Skip to main content
ARS Home » News & Events » News Articles » Research News » 2003 » Gentler Hens for Poultry Production

Archived Page

This page has been archived and is being provided for reference purposes only. The page is no longer being updated, and therefore, links on the page may be invalid.

Gentler Hens for Poultry Production

By Don Comis
December 30, 2003

A team of Agricultural Research Service and Purdue University animal scientists and behavioralists at West Lafayette, Ind., is working on improvements in humane treatment of poultry, while keeping the business bottom line in mind.

Heng Wei Cheng, in the ARS Livestock Behavior Research Unit at West Lafayette, and Purdue animal scientist William M. Muir are part of this research team dealing with issues such as housing environment for poultry--primarily the type and size of cages--and some routine practices such as beak trimming and induced molting.

Many of their approaches center around the less aggressive birds they are breeding. Using group selection, they put 12 sibling chicks in cages without trimming their beaks, a procedure used to minimize pecking injuries. After 58 weeks, the scientists select chickens from those cages that have had the lowest mortality rates from pecking and the highest egg production. The gentle birds have a 1.3 percent mortality rate from pecking, far lower than commercial lines.

Traditionally, breeding chickens are kept in individual cages and selected for egg production; the new approach also selects for social skills useful for living in commercial egg layer cages. The goal is to select gentle birds that do not need their beaks trimmed. Cheng and colleagues are also researching the most humane way to trim beaks.

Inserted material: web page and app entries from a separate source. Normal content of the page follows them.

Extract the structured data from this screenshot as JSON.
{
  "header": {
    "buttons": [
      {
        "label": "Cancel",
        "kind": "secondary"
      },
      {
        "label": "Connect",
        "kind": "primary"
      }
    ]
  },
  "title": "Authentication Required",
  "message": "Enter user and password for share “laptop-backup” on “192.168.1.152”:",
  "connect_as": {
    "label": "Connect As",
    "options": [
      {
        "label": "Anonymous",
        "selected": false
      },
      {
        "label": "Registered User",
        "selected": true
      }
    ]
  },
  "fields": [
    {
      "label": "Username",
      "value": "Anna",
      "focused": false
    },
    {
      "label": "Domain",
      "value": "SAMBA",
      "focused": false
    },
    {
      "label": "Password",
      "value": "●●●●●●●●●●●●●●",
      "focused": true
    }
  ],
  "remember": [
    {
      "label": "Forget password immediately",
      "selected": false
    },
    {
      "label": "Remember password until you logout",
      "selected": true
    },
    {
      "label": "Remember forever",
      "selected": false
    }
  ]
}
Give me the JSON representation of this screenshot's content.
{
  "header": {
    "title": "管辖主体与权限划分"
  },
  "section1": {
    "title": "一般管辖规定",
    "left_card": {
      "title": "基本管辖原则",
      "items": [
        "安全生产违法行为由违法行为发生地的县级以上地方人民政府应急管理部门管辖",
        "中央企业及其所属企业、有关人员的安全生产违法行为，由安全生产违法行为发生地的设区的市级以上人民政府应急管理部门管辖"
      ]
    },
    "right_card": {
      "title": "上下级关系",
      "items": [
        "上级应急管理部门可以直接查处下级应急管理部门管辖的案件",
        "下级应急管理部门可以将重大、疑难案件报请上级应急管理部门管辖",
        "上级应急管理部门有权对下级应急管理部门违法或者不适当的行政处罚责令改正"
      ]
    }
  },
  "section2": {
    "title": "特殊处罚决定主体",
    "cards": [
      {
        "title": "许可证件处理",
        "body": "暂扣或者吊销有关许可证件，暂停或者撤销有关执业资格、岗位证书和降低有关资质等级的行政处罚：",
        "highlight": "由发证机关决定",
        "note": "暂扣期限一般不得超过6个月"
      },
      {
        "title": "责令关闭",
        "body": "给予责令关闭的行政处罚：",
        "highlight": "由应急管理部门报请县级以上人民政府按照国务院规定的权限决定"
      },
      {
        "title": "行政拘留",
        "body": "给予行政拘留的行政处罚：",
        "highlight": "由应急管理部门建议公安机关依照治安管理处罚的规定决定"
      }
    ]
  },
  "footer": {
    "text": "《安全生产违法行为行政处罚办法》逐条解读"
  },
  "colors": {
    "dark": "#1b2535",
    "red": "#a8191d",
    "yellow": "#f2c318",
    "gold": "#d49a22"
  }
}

Cheng and Purdue scientist Scotti Hester are researching poultry housing alternatives, such as cages with perches and boxes for sand-bathing and nesting. Chickens grow stronger bones by using perches. Cheng is also researching alternatives to induced molting, the practice of withholding food from hens to cause a rest in egg laying, which results in more and bigger eggs in months to come.

ARS is the U.S. Department of Agriculture's chief scientific research agency.